Everton said in a statement the club was disappointed by the decision.
"The club strongly contests the allegation of non-compliance and together with its independent team of experts is entirely confident that it remains compliant with all financial rules and regulations," it said.
"Everton is prepared to robustly defend its position to the commission.
"The club has, over several years, provided information to the Premier League in an open and transparent manner and has consciously chosen to act with the utmost good faith at all times."
Everton narrowly avoided relegation from the 20-team league last season, finishing 16th. They are again fighting to stay up this season and are currently 15th, just three points clear of bottom side Southampton.
Under Premier League rules, teams can make a maximum loss of 105 million pounds over three years, although special allowances were made for the COVID-19 pandemic.
Everton have recorded a total loss of nearly 372 million pounds in the past three seasons.
The club, owned by Farhad Moshiri, has attributed at least 170 million pounds of that to the impact of the pandemic.

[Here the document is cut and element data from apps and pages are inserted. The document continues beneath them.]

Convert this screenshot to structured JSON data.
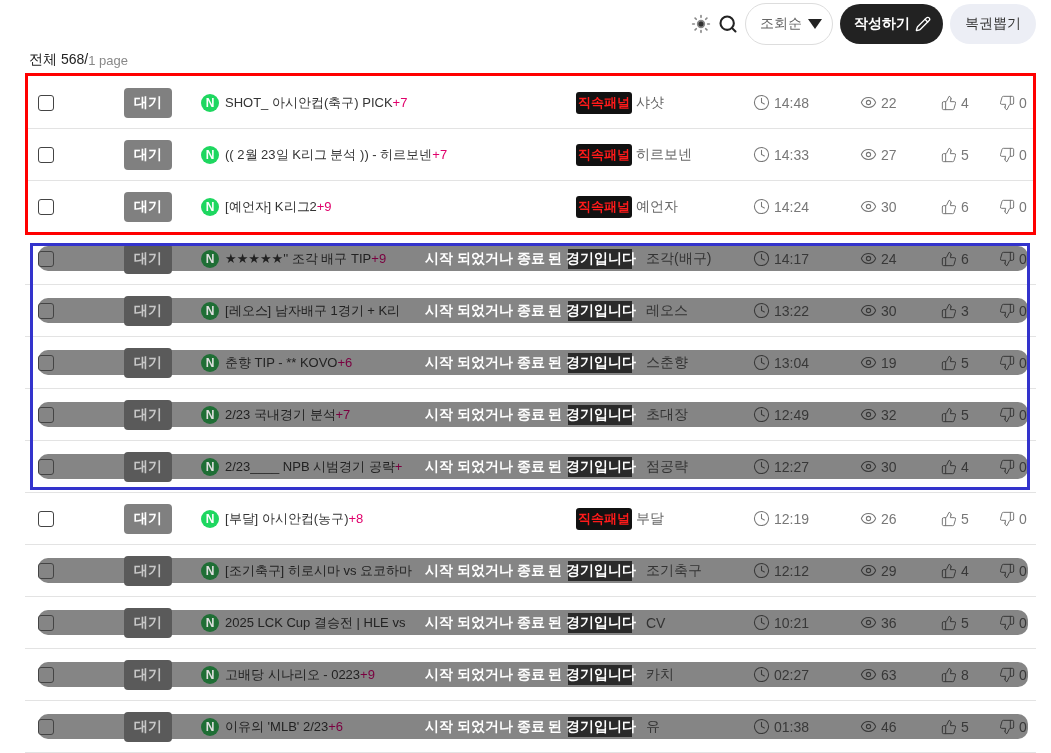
{
  "toolbar": {
    "sort": "조회순",
    "write_button": "작성하기",
    "lottery_button": "복권뽑기"
  },
  "summary": {
    "label": "전체 568/",
    "page": "1 page"
  },
  "groups": [
    {
      "color": "#ff0000",
      "rows": [
        {
          "checked": false,
          "status": "대기",
          "mark": "N",
          "title": "SHOT_ 아시안컵(축구) PICK",
          "count": "+7",
          "badge": "직속패널",
          "author": "샤샷",
          "time": "14:48",
          "views": "22",
          "likes": "4",
          "dislikes": "0",
          "closed": false
        },
        {
          "checked": false,
          "status": "대기",
          "mark": "N",
          "title": "(( 2월 23일 K리그 분석 )) - 히르보넨",
          "count": "+7",
          "badge": "직속패널",
          "author": "히르보넨",
          "time": "14:33",
          "views": "27",
          "likes": "5",
          "dislikes": "0",
          "closed": false
        },
        {
          "checked": false,
          "status": "대기",
          "mark": "N",
          "title": "[예언자] K리그2",
          "count": "+9",
          "badge": "직속패널",
          "author": "예언자",
          "time": "14:24",
          "views": "30",
          "likes": "6",
          "dislikes": "0",
          "closed": false
        }
      ]
    },
    {
      "color": "#3333cc",
      "rows": [
        {
          "checked": false,
          "status": "대기",
          "mark": "N",
          "title": "★★★★★'' 조각 배구 TIP",
          "count": "+9",
          "author": "조각(배구)",
          "time": "14:17",
          "views": "24",
          "likes": "6",
          "dislikes": "0",
          "closed": true,
          "notice": "시작 되었거나 종료 된 경기입니다"
        },
        {
          "checked": false,
          "status": "대기",
          "mark": "N",
          "title": "[레오스] 남자배구 1경기 + K리",
          "author": "레오스",
          "time": "13:22",
          "views": "30",
          "likes": "3",
          "dislikes": "0",
          "closed": true,
          "notice": "시작 되었거나 종료 된 경기입니다"
        },
        {
          "checked": false,
          "status": "대기",
          "mark": "N",
          "title": "춘향 TIP - ** KOVO",
          "count": "+6",
          "author": "스춘향",
          "time": "13:04",
          "views": "19",
          "likes": "5",
          "dislikes": "0",
          "closed": true,
          "notice": "시작 되었거나 종료 된 경기입니다"
        },
        {
          "checked": false,
          "status": "대기",
          "mark": "N",
          "title": "2/23 국내경기 분석",
          "count": "+7",
          "author": "초대장",
          "time": "12:49",
          "views": "32",
          "likes": "5",
          "dislikes": "0",
          "closed": true,
          "notice": "시작 되었거나 종료 된 경기입니다"
        },
        {
          "checked": false,
          "status": "대기",
          "mark": "N",
          "title": "2/23____ NPB 시범경기 공략",
          "count": "+",
          "author": "점공략",
          "time": "12:27",
          "views": "30",
          "likes": "4",
          "dislikes": "0",
          "closed": true,
          "notice": "시작 되었거나 종료 된 경기입니다"
        }
      ]
    },
    {
      "rows": [
        {
          "checked": false,
          "status": "대기",
          "mark": "N",
          "title": "[부달] 아시안컵(농구)",
          "count": "+8",
          "badge": "직속패널",
          "author": "부달",
          "time": "12:19",
          "views": "26",
          "likes": "5",
          "dislikes": "0",
          "closed": false
        },
        {
          "checked": false,
          "status": "대기",
          "mark": "N",
          "title": "[조기축구] 히로시마 vs 요코하마",
          "author": "조기축구",
          "time": "12:12",
          "views": "29",
          "likes": "4",
          "dislikes": "0",
          "closed": true,
          "notice": "시작 되었거나 종료 된 경기입니다"
        },
        {
          "checked": false,
          "status": "대기",
          "mark": "N",
          "title": "2025 LCK Cup 결승전 | HLE vs",
          "author": "CV",
          "time": "10:21",
          "views": "36",
          "likes": "5",
          "dislikes": "0",
          "closed": true,
          "notice": "시작 되었거나 종료 된 경기입니다"
        },
        {
          "checked": false,
          "status": "대기",
          "mark": "N",
          "title": "고배당 시나리오 - 0223",
          "count": "+9",
          "author": "카치",
          "time": "02:27",
          "views": "63",
          "likes": "8",
          "dislikes": "0",
          "closed": true,
          "notice": "시작 되었거나 종료 된 경기입니다"
        },
        {
          "checked": false,
          "status": "대기",
          "mark": "N",
          "title": "이유의 'MLB' 2/23",
          "count": "+6",
          "author": "유",
          "time": "01:38",
          "views": "46",
          "likes": "5",
          "dislikes": "0",
          "closed": true,
          "notice": "시작 되었거나 종료 된 경기입니다"
        }
      ]
    }
  ]
}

Financial fair play regulations are designed to stop clubs running up big losses through spending on players, as well as ensuring sponsorship deals are genuine commercial agreements.
Champions Manchester City were referred last month over more than 100 alleged breaches of finance rules since the club were acquired by the Abu Dhabi-based City Football Group.
Clubs found to have breached the rules risk points deductions, fines or reprimands.
Everton have played every season since 1954-55 in the top flight.